Employers in Connecticut who have their workers handle hazardous chemicals will want to make sure the following 11 rules are incorporated into their own safety policies. They should, first of all, have employees perform their duties just as they were trained to do and not deviate from established practices. They should also provide their employees with personal protective equipment like gloves and respirators: whatever applies to their workplace.
Thirdly, employers must have emergency procedures in place for fires and spills, among other emergency situations. Employees are encouraged to be cautious and always think ahead on potential hazards. Fifth, employees can be required to clean their work surfaces at least once during every shift to prevent contamination.
All materials need to have a legible label. The containers should be appropriate for the chemical and undamaged. The seventh and eighth rules are closely connected: Workers should consult the labels and the material safety data sheet to understand the hazards and to identify their properties. Materials are best stored in a dry, cool, ventilated area. Incompatibles should be separated.

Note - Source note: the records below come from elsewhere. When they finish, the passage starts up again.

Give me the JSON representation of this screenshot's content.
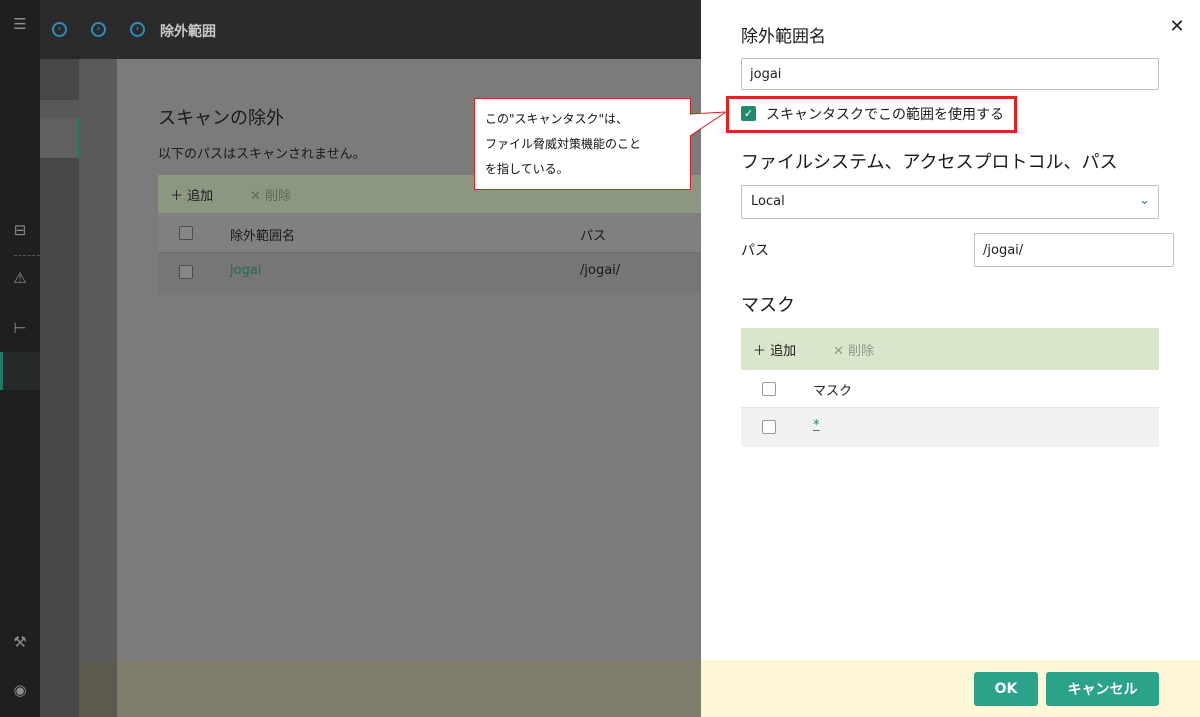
{
  "header": {
    "title": "除外範囲"
  },
  "exclusions": {
    "title": "スキャンの除外",
    "description": "以下のパスはスキャンされません。",
    "toolbar": {
      "add": "追加",
      "delete": "削除"
    },
    "columns": [
      "除外範囲名",
      "パス"
    ],
    "rows": [
      {
        "name": "jogai",
        "path": "/jogai/"
      }
    ]
  },
  "callout": {
    "lines": [
      "この\"スキャンタスク\"は、",
      "ファイル脅威対策機能のこと",
      "を指している。"
    ]
  },
  "panel": {
    "name_label": "除外範囲名",
    "name_value": "jogai",
    "use_scan_task_label": "スキャンタスクでこの範囲を使用する",
    "use_scan_task_checked": true,
    "fs_heading": "ファイルシステム、アクセスプロトコル、パス",
    "fs_value": "Local",
    "path_label": "パス",
    "path_value": "/jogai/",
    "mask_heading": "マスク",
    "mask_toolbar": {
      "add": "追加",
      "delete": "削除"
    },
    "mask_column": "マスク",
    "mask_rows": [
      "*"
    ],
    "ok": "OK",
    "cancel": "キャンセル"
  },
  "colors": {
    "accent": "#2aa38a",
    "highlight": "#e02424",
    "link": "#1f8a6e"
  }
}
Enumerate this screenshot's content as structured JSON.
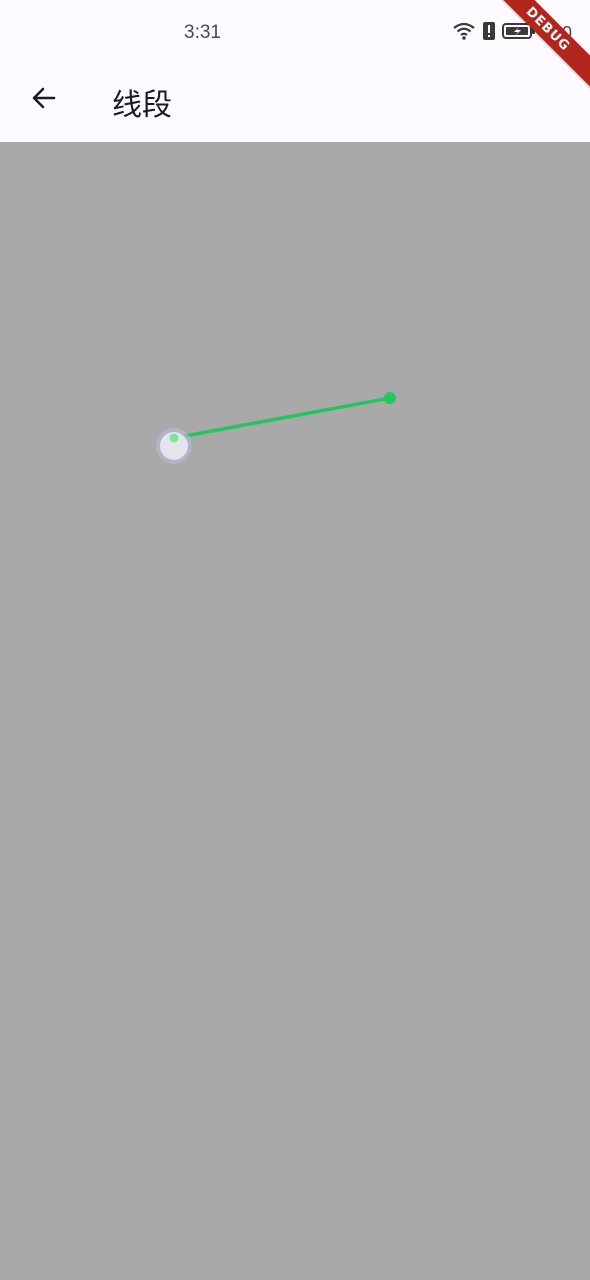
{
  "status_bar": {
    "time": "3:31",
    "battery_text": "100",
    "icons": [
      "wifi-icon",
      "alert-icon",
      "battery-charging-icon"
    ]
  },
  "app_bar": {
    "back_icon": "arrow-back-icon",
    "title": "线段"
  },
  "canvas": {
    "background": "#a9a9a9",
    "segment_color": "#22c55e",
    "handle_color": "#e8e8ee"
  },
  "debug_banner": {
    "label": "DEBUG",
    "color": "#b3261e"
  }
}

Workers are to never eat or drink when handling chemicals. Contaminated hands should never go near their eyes or touch a contact lens. Lastly, workers must be told to never use materials for anything other than their intended purpose. Solvents, for example, are not meant for cleaning hands.
Exposure to chemicals counts as a workplace injury and should be covered under the workers’ compensation program. Victims may be able to file a claim and be reimbursed for medical expenses and a portion of their lost wages. If they suffered a permanent disability, they might receive a certain amount for this as well. However, claims can still be denied and necessitate an appeal. Victims may consult with their lawyer about settling, which resolves a case without going to court.